Navigate / search

4 Ways To Use Pinterest To Build Your Practice


Pinterest is a social media platform that therapists might overlook when building their online presence. It may seem more tailored toward foodies, pop culture junkies, or book lovers than for people wanting or providng professional counseling. However, Pinterest can be a valuable way to serve your online community and also get the word out about yourself and the clinical services you offer.

Joe Sanock, an LPC who also works as a private practice consultant, explains that “People who go on Pinterest are dreaming about having a new life. It could be a new hair style, a new dress, or a renovation. They are in a mindset of change. As counselors, we fit perfectly into that mindset.” He says that Pinterest is his leading referral for both his private practice and consulting business. Bottom line: Pinterest can work as a great marketing tool for you (read more about Joe’s experience here).

Here is some more information and tips for using Pinterest to benefit your practice:

1) Regularly Pin and Re-pin Inspiring and Informative Material 

Make a point to pin and re-pin inspiring quotes and ideas that are relevant to your work as a therapist. Quotes about change and personal development often work best. Try to use quotes that are universal enough to not seem super technical or boring, but specific enough to establish that your niche deals with emotional and relational well-being. Use original material as well as curating existing content.


It’s a good idea to strategically include your name and website links on your graphics or memes (see left for an image I pinned as an example). This can be helpful when you get share and re-pins. It’s more than okay to tap into the promotional side of using Pinterest.

There is of course no cut-and-dry rule about how regularly you should post. But as is the case with any social media platform you utilize, you must commit to make content creation and curation an ongoing thing if you want it to make a difference in your marketing; pinning a new picture or idea once every month is not going to do much for establishing and maintaining your online presence.

2) Optimize Your Bio and Profile

The bio at the top of your Pinterest page is your “hello” to new followers. First impressions are important, and you want to introduce yourself professionally and accurately to your viewers. It should have your picture, a clear description of your speciality, and links to your main website. Optimizing your biography is also good for SEO (making your stuff for findable on the web). See screenshot below for my example:

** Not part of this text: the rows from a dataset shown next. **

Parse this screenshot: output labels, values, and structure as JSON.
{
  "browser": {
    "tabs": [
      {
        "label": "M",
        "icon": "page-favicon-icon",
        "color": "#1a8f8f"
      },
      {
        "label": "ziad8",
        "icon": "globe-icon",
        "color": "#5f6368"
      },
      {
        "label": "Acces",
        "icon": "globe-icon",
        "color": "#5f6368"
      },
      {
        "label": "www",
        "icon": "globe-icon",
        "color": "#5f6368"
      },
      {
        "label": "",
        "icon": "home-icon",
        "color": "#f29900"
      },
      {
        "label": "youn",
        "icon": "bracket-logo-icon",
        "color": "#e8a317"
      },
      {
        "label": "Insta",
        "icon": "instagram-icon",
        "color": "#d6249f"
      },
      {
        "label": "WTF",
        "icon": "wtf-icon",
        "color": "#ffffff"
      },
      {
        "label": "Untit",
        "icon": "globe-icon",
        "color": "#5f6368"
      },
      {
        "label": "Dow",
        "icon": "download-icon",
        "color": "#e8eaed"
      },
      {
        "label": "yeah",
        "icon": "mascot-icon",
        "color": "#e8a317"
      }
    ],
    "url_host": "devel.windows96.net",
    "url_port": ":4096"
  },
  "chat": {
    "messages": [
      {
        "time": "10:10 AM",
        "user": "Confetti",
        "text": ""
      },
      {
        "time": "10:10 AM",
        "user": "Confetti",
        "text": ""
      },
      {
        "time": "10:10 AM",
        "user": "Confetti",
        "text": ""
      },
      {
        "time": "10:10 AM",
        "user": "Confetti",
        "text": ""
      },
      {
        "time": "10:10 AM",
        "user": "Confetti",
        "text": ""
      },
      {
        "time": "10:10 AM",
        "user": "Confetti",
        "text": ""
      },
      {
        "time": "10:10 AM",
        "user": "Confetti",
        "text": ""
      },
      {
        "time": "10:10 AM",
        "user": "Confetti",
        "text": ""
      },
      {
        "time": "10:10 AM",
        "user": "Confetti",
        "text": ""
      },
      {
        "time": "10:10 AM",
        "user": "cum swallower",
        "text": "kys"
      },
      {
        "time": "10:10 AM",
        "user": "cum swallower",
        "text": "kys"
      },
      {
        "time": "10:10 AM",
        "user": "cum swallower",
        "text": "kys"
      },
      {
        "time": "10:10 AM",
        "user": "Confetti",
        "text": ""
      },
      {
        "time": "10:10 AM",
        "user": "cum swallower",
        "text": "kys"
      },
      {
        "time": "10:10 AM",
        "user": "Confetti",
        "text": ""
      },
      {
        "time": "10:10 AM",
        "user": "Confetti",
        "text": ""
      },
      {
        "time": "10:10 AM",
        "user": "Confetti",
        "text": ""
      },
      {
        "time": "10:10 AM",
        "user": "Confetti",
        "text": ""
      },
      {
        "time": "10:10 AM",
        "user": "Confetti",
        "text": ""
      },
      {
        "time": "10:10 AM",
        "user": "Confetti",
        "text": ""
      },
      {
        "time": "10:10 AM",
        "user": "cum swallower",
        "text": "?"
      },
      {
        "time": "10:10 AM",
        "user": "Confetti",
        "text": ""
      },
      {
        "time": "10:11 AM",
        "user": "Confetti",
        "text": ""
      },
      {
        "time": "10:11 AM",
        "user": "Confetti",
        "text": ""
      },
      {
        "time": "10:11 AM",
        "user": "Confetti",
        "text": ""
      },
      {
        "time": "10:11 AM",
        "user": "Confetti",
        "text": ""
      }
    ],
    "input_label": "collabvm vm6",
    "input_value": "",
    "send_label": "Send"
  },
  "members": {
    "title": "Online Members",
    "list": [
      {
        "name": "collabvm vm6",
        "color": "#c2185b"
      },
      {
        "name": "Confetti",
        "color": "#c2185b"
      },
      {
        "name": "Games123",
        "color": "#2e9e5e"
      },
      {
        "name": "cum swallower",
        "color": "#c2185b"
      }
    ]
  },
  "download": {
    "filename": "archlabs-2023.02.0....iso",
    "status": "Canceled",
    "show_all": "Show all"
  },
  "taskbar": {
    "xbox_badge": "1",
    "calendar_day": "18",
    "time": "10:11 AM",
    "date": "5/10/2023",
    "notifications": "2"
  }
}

Julie Hanks Pinteret

3) Be Deliberate in Selecting Categories and Board Titles

Similar to your biography, be strategic about your titles, categories and boards; they’re more important than you might think. Not only do they give a clear indication of the nature of your material, but they’re also good for the search engines because your titles are your keywords. Not every one of your boards must be directly related to the field; it’s good to diversify and show your followers that you’re a multi-dimensional person. For example, you might have a board of humorous memes.

4) Follow Others in Your Niche

And finally, we come to the social part of the social media of Pinterest. Follow other relevant users. Look at the categories and boards of those who re-pin your stuff and see if they are similar to yours. Engage in Pinterest not just for yourself, but use it as a way to learn more and continue to be inspired. Check out other people’s pins as well. And yes, follow to be followed (among other reasons).

So there’s some tips to get you started or help you more with using Pinterest. It can be a useful tool to engage with the online community, invite more visitors to your website, as well as build your own professional online presence.

What’s your experience using Pinterest for your practice?

Get practice tips and blog updates in your inbox.

Sign up for the Private Practice Toolbox Newsletter here.

Join my Private Practice Toolbox Facebook group and connect with 2600 therapists around the globe in 2 simple steps: 1) Click request to join the group and 2) Fill out this brief questionnaire before you’ll be added to the group.

About Dr. Julie Hanks, LCSW:
Dynamic self & relationship expert Dr. Julie de Azevedo Hanks, LCSW loves to make a difference for women. She owns Wasatch Family Therapy and regularly contributes to TV Shows and her advice has been featured nationally including Wall Street Journal, Parenting, Fox News, and others. Connect on Instagram, Facebook & Twitter. Her books The Burnout Cure and The Assertiveness Guide are now available. Dr. Hanks is currently accepting coaching clients.



Good info!! I was contemplating Pinterest for a while now & I think I will go ahead and do it!

Bob Brotchie

I have been utilising Pinterest for a while now, and whilst it’s quite diverse and fun at times,it provides zero for y business by way of conversions. I believe this to be primarily due to that lack of ‘local’ audience. I will continue as I know how rapidly it has grown, and continues to do so but as with other major social-media platforms and the mental health sector, we are facing an uneven marketing playing field, sadly.

Leave a comment


email* (not published)